Interesting study out this month showing that surgically removing part of a knee meniscus during arthroscopic surgery actually alters the way the knee works and leads to more cartilage to cartilage contact in the joint and thus likely more arthritis. To better understand this study, it helps to think of the knee meniscus as a spacer that keeps the two cartilage surfaces of the joint (the upper one on the femur bone and the lower one on the tibia bone) apart. Without this spacer, the two surfaces wear more on one another. Often after meniscus surgery to trim part of a torn meniscus, the meniscus begins to spit our of the joint, further reducing the ability of the spacer to protect the joint.
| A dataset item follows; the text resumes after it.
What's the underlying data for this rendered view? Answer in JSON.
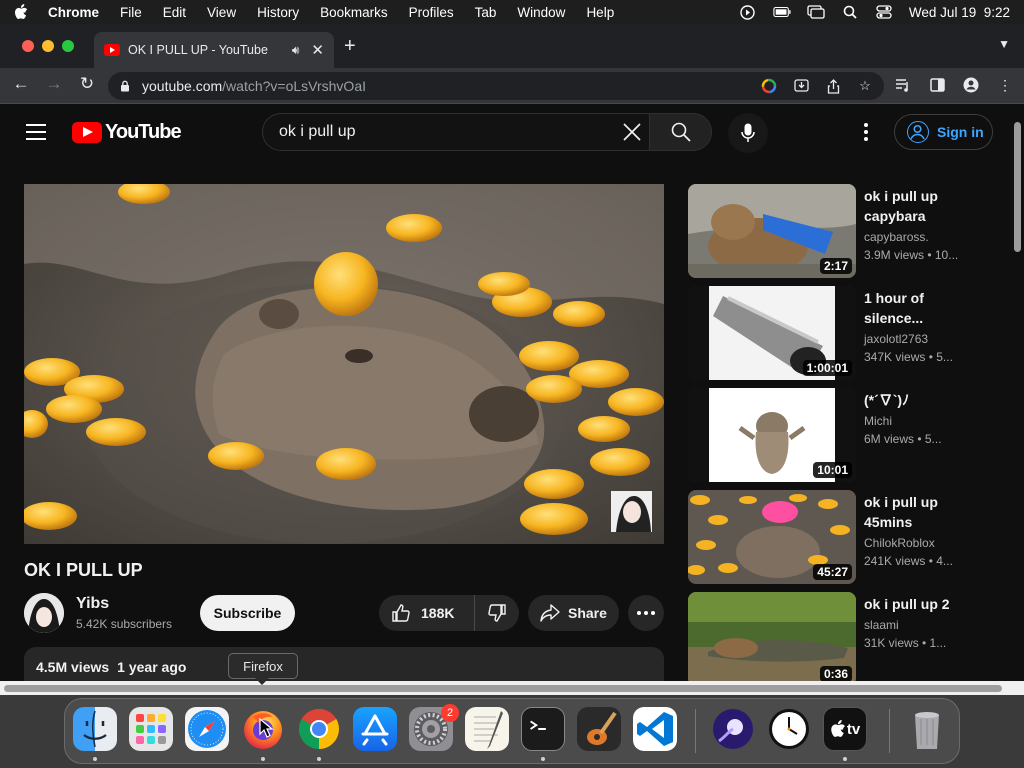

All of this makes sense, as there’s noting about a smaller meniscus (after the torn parts have been cut out) that would make one think that the knee would be better off. This study confirms that changes in the way the knee works due to these menisectomy surgeries lead to more contact and wear and tear of the joint surfaces. This fits with other studies questioning why we’re still performing arthroscopic knee surgeries to treat a torn meniscus. In summary, less meniscus equals more arthritis and a knee that doesn’t work as well as the original equipment!